Improving access to care for Indigenous communities
By Niecole Killawee | Photo: Danny Abriel (Dalhousie University)
World Health Day, celebrated every year on April 7, aims to raise awareness of an important global health priority. This year’s theme is “building a fairer, healthier world for everyone” and Brent Young (BSc’13, MSc’15, MD’19) is committed to doing just that.
Dr. Young is passionate about health advocacy, a path he began pursuing as a Dalhousie medical student when he co-founded the Student Diversity and Inclusion Committee.
He’s also Anishinaabe with family roots in Sandy Bay First Nation in Manitoba, although he was born and raised in Cape Breton, Nova Scotia as a result of his mother being displaced from her community during the Sixties Scoop.
Now, as a family medicine resident at the University of Calgary, he’s developed a deeper understanding of the social determinants of health and the challenges people face when they can’t access the health care they need.
“I think a lot of what we see in health-care delivery is unfair to marginalized communities, including Indigenous communities but also newcomers, people who are incarcerated, and people who are street-involved or experiencing homelessness,” says Dr. Young. “I want to see a fairer society.”
Dr. Young is committed to improving access to quality care that’s culturally appropriate and safe for Indigenous people. In Dr. Young’s opinion, eliminating the health inequities endured by Indigenous communities starts with addressing the underlying cause: colonialism. Systemic racism, unstable housing, precarious employment, food insecurity, and poor access to clean drinking water are all rooted in colonial policy and they have a profound impact on health.

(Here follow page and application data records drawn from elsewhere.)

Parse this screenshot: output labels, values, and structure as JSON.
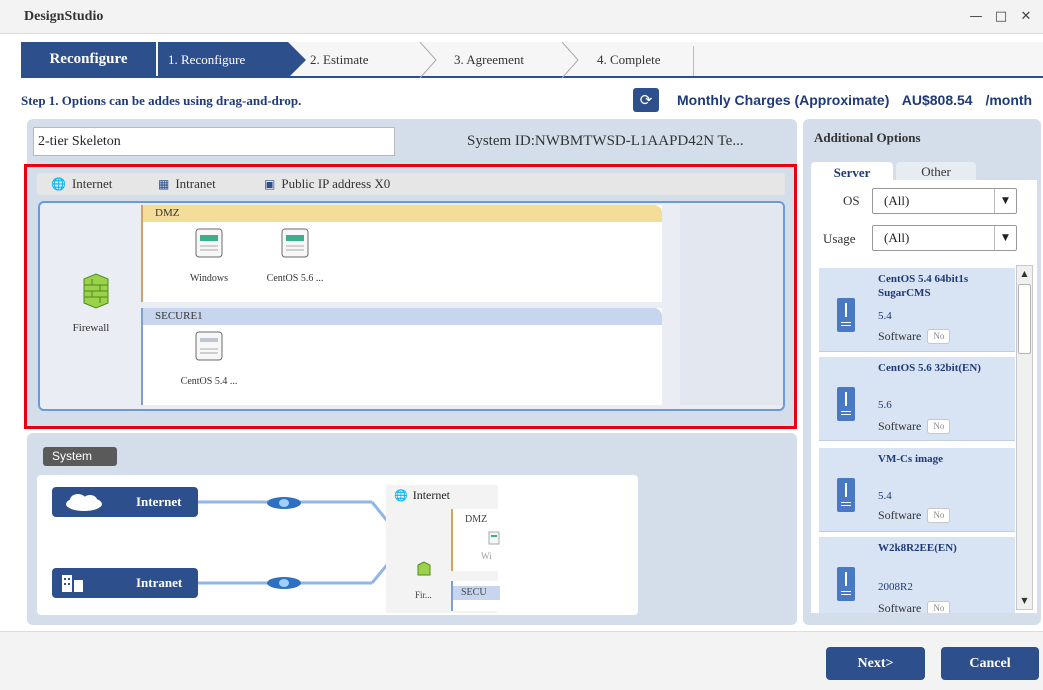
{
  "window": {
    "title": "DesignStudio",
    "minimize_icon": "minimize-icon",
    "maximize_icon": "maximize-icon",
    "close_icon": "close-icon"
  },
  "wizard": {
    "home_label": "Reconfigure",
    "steps": [
      {
        "label": "1. Reconfigure",
        "active": true
      },
      {
        "label": "2. Estimate",
        "active": false
      },
      {
        "label": "3. Agreement",
        "active": false
      },
      {
        "label": "4. Complete",
        "active": false
      }
    ]
  },
  "step_bar": {
    "instruction": "Step 1. Options can be addes using drag-and-drop.",
    "refresh_icon": "refresh-icon",
    "monthly_label": "Monthly Charges (Approximate)",
    "monthly_amount": "AU$808.54",
    "monthly_unit": "/month"
  },
  "configure": {
    "system_name_value": "2-tier Skeleton",
    "system_id": "System ID:NWBMTWSD-L1AAPD42N  Te...",
    "network_tabs": [
      {
        "label": "Internet",
        "icon": "globe-icon"
      },
      {
        "label": "Intranet",
        "icon": "building-icon"
      },
      {
        "label": "Public IP address X0",
        "icon": "ip-icon"
      }
    ],
    "firewall_label": "Firewall",
    "zones": [
      {
        "name": "DMZ",
        "servers": [
          "Windows",
          "CentOS 5.6 ..."
        ]
      },
      {
        "name": "SECURE1",
        "servers": [
          "CentOS 5.4 ..."
        ]
      }
    ]
  },
  "system_panel": {
    "badge": "System",
    "internet_label": "Internet",
    "intranet_label": "Intranet",
    "mini_internet_label": "Internet",
    "mini_dmz_label": "DMZ",
    "mini_windows_label": "Wi",
    "mini_secure_label": "SECU",
    "mini_firewall_label": "Fir..."
  },
  "additional_options": {
    "title": "Additional Options",
    "tabs": {
      "server": "Server",
      "other": "Other"
    },
    "filters": {
      "os_label": "OS",
      "os_value": "(All)",
      "usage_label": "Usage",
      "usage_value": "(All)"
    },
    "items": [
      {
        "name": "CentOS 5.4 64bit1s SugarCMS",
        "version": "5.4",
        "software_label": "Software",
        "software_value": "No"
      },
      {
        "name": "CentOS 5.6 32bit(EN)",
        "version": "5.6",
        "software_label": "Software",
        "software_value": "No"
      },
      {
        "name": "VM-Cs image",
        "version": "5.4",
        "software_label": "Software",
        "software_value": "No"
      },
      {
        "name": "W2k8R2EE(EN)",
        "version": "2008R2",
        "software_label": "Software",
        "software_value": "No"
      }
    ]
  },
  "footer": {
    "next_label": "Next>",
    "cancel_label": "Cancel"
  },
  "colors": {
    "brand_blue": "#2d4f8c",
    "panel_bg": "#d4deea",
    "highlight_red": "#e8000c",
    "dmz_yellow": "#f4dd99",
    "secure_blue": "#c7d6ee"
  }
}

“When you’re not experiencing these inequities personally, you forget how they can affect your overall health,” says Dr. Young. “Until we address these issues as a society, I don’t think we’re going to see any movement forward in terms of Indigenous health.”
Another issue has to do with how the current health-care system is set up to serve Indigenous people. In Canada, the federal government is responsible for the health care of all First Nations people living on-reserve. Those living off-reserve, like Dr. Young himself, fall under provincial jurisdiction.
“Oftentimes there are these jurisdictional disputes and at the end of the day, it’s impossible to organize and set up a comprehensive health-care system that works best for Indigenous populations,” says Dr. Young. “I’d like to see a coordinated effort to support self-determination in Indigenous health.”
This June when Dr. Young completes his family medicine residency, he’ll return to Nova Scotia and split his time practicing at both the Sipekne’katik Health & Wellness Centre and the North End Community Health Centre. He’s also working with the Mi’kmaw Native Friendship Centre to establish a new healing lodge for the urban Indigenous community in the Halifax region.
“There’s something like 15,000 Indigenous people in Halifax—a third of the Indigenous population in Nova Scotia—and there isn’t a single clinic that serves that community,” he says. “I think that just goes to show that jurisdictional disputes and the long-term effects of colonialism really do leave swaths of the community behind.”
When asked about the driving force behind his health advocacy work, Dr. Young says it comes down to his own lived experience.
“I think a lot of this journey has been about reclaiming my place in my community and finding where I fit again. That’s been really important to me.”